■ Data shown
┌──
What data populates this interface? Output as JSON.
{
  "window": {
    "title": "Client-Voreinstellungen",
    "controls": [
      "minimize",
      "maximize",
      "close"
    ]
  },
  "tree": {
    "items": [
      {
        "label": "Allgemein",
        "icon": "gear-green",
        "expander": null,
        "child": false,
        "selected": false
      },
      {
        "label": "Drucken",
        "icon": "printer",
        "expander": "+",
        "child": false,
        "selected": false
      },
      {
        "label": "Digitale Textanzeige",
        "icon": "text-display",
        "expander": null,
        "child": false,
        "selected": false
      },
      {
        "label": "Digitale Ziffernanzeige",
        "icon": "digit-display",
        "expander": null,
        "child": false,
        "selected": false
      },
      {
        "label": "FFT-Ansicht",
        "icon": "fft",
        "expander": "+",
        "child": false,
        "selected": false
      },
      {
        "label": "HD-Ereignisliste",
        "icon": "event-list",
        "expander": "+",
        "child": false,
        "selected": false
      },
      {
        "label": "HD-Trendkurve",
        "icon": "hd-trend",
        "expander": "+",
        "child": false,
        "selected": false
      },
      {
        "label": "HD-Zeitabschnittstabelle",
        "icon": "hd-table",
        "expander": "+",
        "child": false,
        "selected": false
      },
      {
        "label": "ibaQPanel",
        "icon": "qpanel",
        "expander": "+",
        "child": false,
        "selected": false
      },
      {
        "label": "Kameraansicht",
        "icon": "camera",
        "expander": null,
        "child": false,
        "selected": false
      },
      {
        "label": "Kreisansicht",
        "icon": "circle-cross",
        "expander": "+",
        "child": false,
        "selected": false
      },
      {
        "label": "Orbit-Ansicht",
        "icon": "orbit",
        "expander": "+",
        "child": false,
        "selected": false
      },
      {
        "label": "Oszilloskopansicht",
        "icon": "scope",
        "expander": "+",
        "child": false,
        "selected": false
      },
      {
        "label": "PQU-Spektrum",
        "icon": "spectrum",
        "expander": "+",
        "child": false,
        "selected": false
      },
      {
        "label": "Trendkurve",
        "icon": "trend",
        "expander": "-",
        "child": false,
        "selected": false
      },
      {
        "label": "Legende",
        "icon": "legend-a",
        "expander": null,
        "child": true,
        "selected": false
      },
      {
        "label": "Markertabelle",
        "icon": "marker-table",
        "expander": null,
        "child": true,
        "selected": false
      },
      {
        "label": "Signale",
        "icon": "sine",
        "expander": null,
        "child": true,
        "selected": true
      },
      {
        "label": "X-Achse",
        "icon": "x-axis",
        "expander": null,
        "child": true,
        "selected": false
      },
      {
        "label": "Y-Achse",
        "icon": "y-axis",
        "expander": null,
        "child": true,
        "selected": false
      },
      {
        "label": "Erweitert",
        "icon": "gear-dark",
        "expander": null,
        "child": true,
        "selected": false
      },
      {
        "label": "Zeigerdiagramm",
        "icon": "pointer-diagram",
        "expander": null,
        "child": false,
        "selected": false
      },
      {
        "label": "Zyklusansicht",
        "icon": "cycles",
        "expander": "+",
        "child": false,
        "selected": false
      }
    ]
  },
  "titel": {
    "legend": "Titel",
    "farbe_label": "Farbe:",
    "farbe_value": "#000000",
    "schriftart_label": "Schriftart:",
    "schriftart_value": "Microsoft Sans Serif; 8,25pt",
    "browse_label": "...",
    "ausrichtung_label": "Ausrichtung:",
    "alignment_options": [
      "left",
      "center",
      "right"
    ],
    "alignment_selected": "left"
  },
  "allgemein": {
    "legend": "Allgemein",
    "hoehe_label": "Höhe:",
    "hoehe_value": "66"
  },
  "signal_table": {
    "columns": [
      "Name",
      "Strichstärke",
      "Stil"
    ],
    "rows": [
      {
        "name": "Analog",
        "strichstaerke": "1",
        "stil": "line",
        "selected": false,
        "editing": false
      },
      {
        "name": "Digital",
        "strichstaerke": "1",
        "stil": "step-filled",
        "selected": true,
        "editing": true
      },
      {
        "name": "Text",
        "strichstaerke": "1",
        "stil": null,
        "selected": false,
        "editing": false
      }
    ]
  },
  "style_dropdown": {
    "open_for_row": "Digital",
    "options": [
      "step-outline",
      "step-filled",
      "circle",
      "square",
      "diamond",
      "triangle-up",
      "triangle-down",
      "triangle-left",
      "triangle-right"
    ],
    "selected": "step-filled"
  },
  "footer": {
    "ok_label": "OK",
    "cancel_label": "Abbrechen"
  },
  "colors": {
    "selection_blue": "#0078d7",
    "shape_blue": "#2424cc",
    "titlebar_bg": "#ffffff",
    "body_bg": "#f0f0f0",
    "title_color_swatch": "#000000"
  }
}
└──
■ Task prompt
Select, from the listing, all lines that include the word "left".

■ Answer for the task
      "left",
    "alignment_selected": "left"
      "triangle-left",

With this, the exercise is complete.